The United Firefighters Union of Australia’s Tasmanian Branch has raised concerns that the Tasmania Fire Service has failed to implement resourcing and management recommendations from various reports since 2013.
In a report prepared in 2017, it was recommended to trial rapid fire response teams in remote access areas during the bushfire season of 2018 – 2019, however, this proposal was rejected.
The union said the proposal would have been cost-neutral and would have better prepared the TFS for wildfire events.
Greens Senator Nick McKim said the proposal was developed off the back of the 2016 fires to which some firefighters considered there to have been an inadequate response.
“If this trial had been in place it certainty would have increased the likelihood that the Lake Gell fire could have been extinguished soon after it ignited, or that the damage from the fire could have been minimalised,” Mr McKim said.

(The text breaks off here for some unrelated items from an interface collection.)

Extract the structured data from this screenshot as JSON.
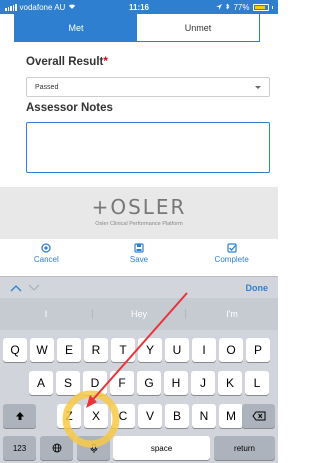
{
  "status_bar": {
    "carrier": "vodafone AU",
    "time": "11:16",
    "battery": "77%"
  },
  "toggle": {
    "met": "Met",
    "unmet": "Unmet"
  },
  "form": {
    "overall_result_label": "Overall Result",
    "required_marker": "*",
    "overall_result_value": "Passed",
    "assessor_notes_label": "Assessor Notes",
    "assessor_notes_value": ""
  },
  "branding": {
    "logo": "+OSLER",
    "tagline": "Osler Clinical Performance Platform"
  },
  "actions": {
    "cancel": "Cancel",
    "save": "Save",
    "complete": "Complete"
  },
  "accessory": {
    "done": "Done"
  },
  "suggestions": [
    "I",
    "Hey",
    "I'm"
  ],
  "keyboard": {
    "row1": [
      "Q",
      "W",
      "E",
      "R",
      "T",
      "Y",
      "U",
      "I",
      "O",
      "P"
    ],
    "row2": [
      "A",
      "S",
      "D",
      "F",
      "G",
      "H",
      "J",
      "K",
      "L"
    ],
    "row3": [
      "Z",
      "X",
      "C",
      "V",
      "B",
      "N",
      "M"
    ],
    "numbers": "123",
    "space": "space",
    "return": "return"
  },
  "colors": {
    "accent": "#2f7fd1",
    "required": "#d0021b",
    "annotation_arrow": "#e8343a",
    "annotation_circle": "#f7c948"
  }
}
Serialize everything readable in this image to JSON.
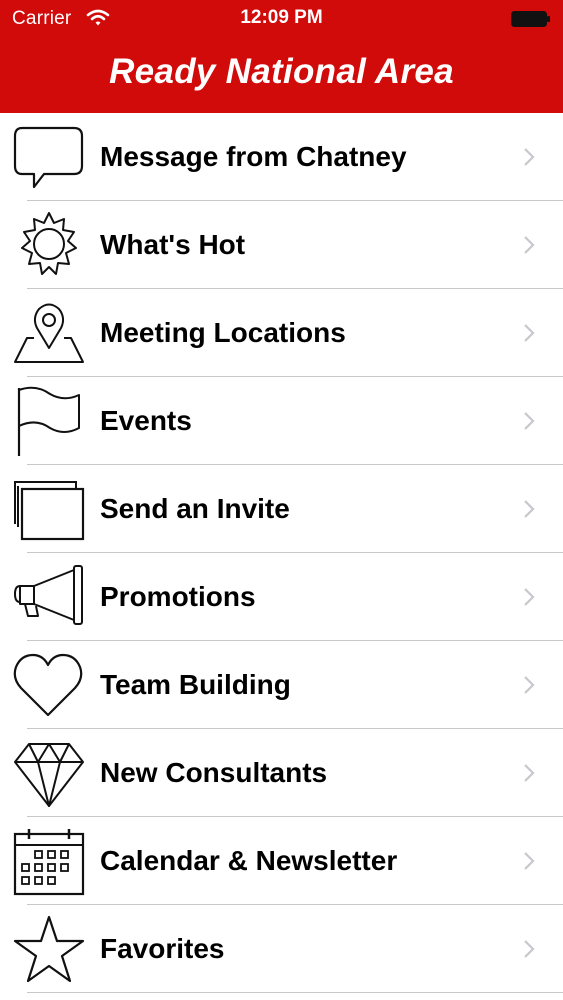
{
  "status_bar": {
    "carrier": "Carrier",
    "time": "12:09 PM"
  },
  "header": {
    "title": "Ready National Area",
    "background_color": "#d10a0a"
  },
  "menu": {
    "items": [
      {
        "label": "Message from Chatney",
        "icon": "speech-bubble-icon"
      },
      {
        "label": "What's Hot",
        "icon": "sun-icon"
      },
      {
        "label": "Meeting Locations",
        "icon": "map-pin-icon"
      },
      {
        "label": "Events",
        "icon": "flag-icon"
      },
      {
        "label": "Send an Invite",
        "icon": "cards-icon"
      },
      {
        "label": "Promotions",
        "icon": "megaphone-icon"
      },
      {
        "label": "Team Building",
        "icon": "heart-icon"
      },
      {
        "label": "New Consultants",
        "icon": "diamond-icon"
      },
      {
        "label": "Calendar & Newsletter",
        "icon": "calendar-icon"
      },
      {
        "label": "Favorites",
        "icon": "star-icon"
      }
    ]
  }
}
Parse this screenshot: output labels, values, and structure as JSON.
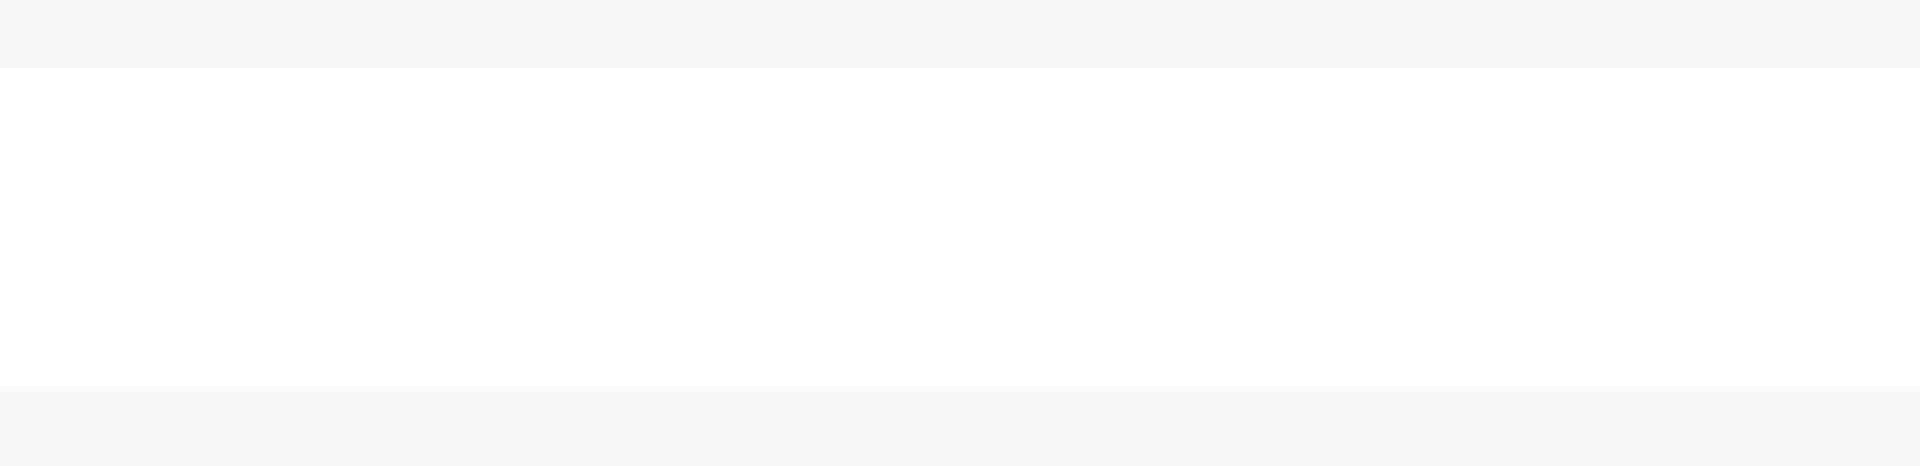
{
  "colors": {
    "bar_background": "#f7f7f7",
    "content_background": "#ffffff",
    "divider": "#fbfbfb"
  }
}
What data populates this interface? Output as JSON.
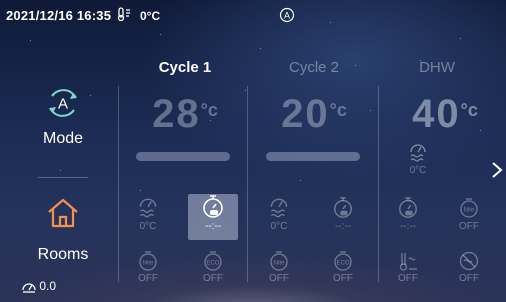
{
  "status_bar": {
    "datetime": "2021/12/16 16:35",
    "outdoor_temp": "0°C"
  },
  "nav": {
    "mode_label": "Mode",
    "mode_icon_letter": "A",
    "rooms_label": "Rooms",
    "energy_value": "0.0"
  },
  "zones": [
    {
      "title": "Cycle 1",
      "temp": "28",
      "unit": "°c"
    },
    {
      "title": "Cycle 2",
      "temp": "20",
      "unit": "°c"
    },
    {
      "title": "DHW",
      "temp": "40",
      "unit": "°c"
    }
  ],
  "tiles": {
    "dhw_heat_value": "0°C",
    "c1_temp_value": "0°C",
    "c1_timer_value": "--:--",
    "c1_silent_value": "OFF",
    "c1_eco_value": "OFF",
    "c2_temp_value": "0°C",
    "c2_timer_value": "--:--",
    "c2_silent_value": "OFF",
    "c2_eco_value": "OFF",
    "dhw_timer_value": "--:--",
    "dhw_silent_value": "OFF",
    "dhw_tank_value": "OFF",
    "dhw_disinfect_value": "OFF"
  },
  "colors": {
    "background_top": "#0f1a38",
    "background_bottom": "#2b3358",
    "accent_icon": "#7fd6d0",
    "rooms_icon": "#f2914a"
  },
  "icons": [
    "home-icon",
    "auto-mode-icon",
    "thermometer-icon",
    "timer-icon",
    "silent-icon",
    "eco-icon",
    "chevron-right-icon"
  ]
}
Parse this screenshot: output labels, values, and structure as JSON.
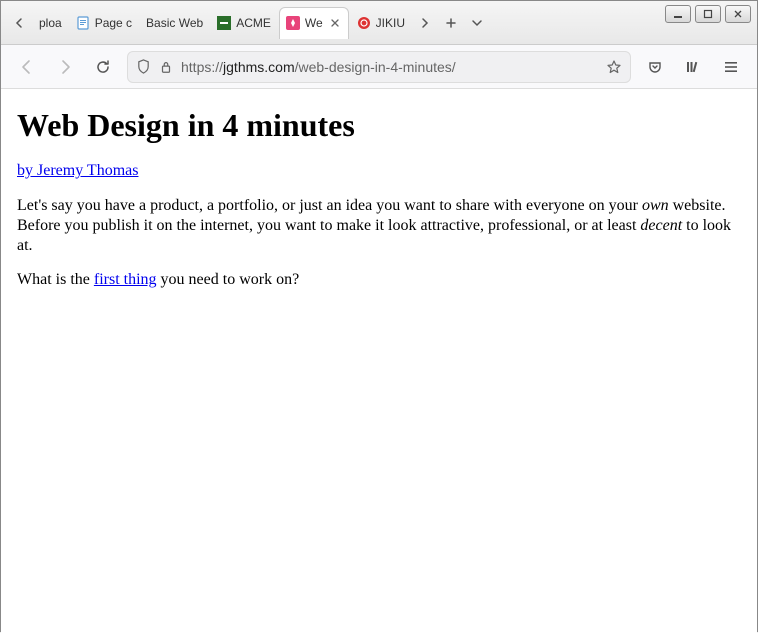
{
  "window": {
    "tabs": [
      {
        "label": "ploa",
        "favicon": "none"
      },
      {
        "label": "Page c",
        "favicon": "doc"
      },
      {
        "label": "Basic Web",
        "favicon": "none"
      },
      {
        "label": "ACME",
        "favicon": "acme"
      },
      {
        "label": "We",
        "favicon": "jt",
        "active": true
      },
      {
        "label": "JIKIU",
        "favicon": "spiral"
      }
    ]
  },
  "toolbar": {
    "url_prefix": "https://",
    "url_domain": "jgthms.com",
    "url_path": "/web-design-in-4-minutes/"
  },
  "page": {
    "title": "Web Design in 4 minutes",
    "byline": "by Jeremy Thomas",
    "p1_a": "Let's say you have a product, a portfolio, or just an idea you want to share with everyone on your ",
    "p1_em1": "own",
    "p1_b": " website. Before you publish it on the internet, you want to make it look attractive, professional, or at least ",
    "p1_em2": "decent",
    "p1_c": " to look at.",
    "p2_a": "What is the ",
    "p2_link": "first thing",
    "p2_b": " you need to work on?"
  }
}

Minister for Police, Fire and Emergency Management Michael Ferguson said the TFS have advised they have been actively developing a trial of an Initial Attack Program.
Tasmanian Fire Service chief officer Chris Arnol said a trial of some elements of the 2017 proposal was conducted in the north of the state which was quite successful and that a trial will be done in the south in the future.
“We have to deal with protocols, changing of aircraft contracts, working with volunteers, working with other agencies,” Mr Arnol said.
“Once we get over those things, we will be conducting a trial.”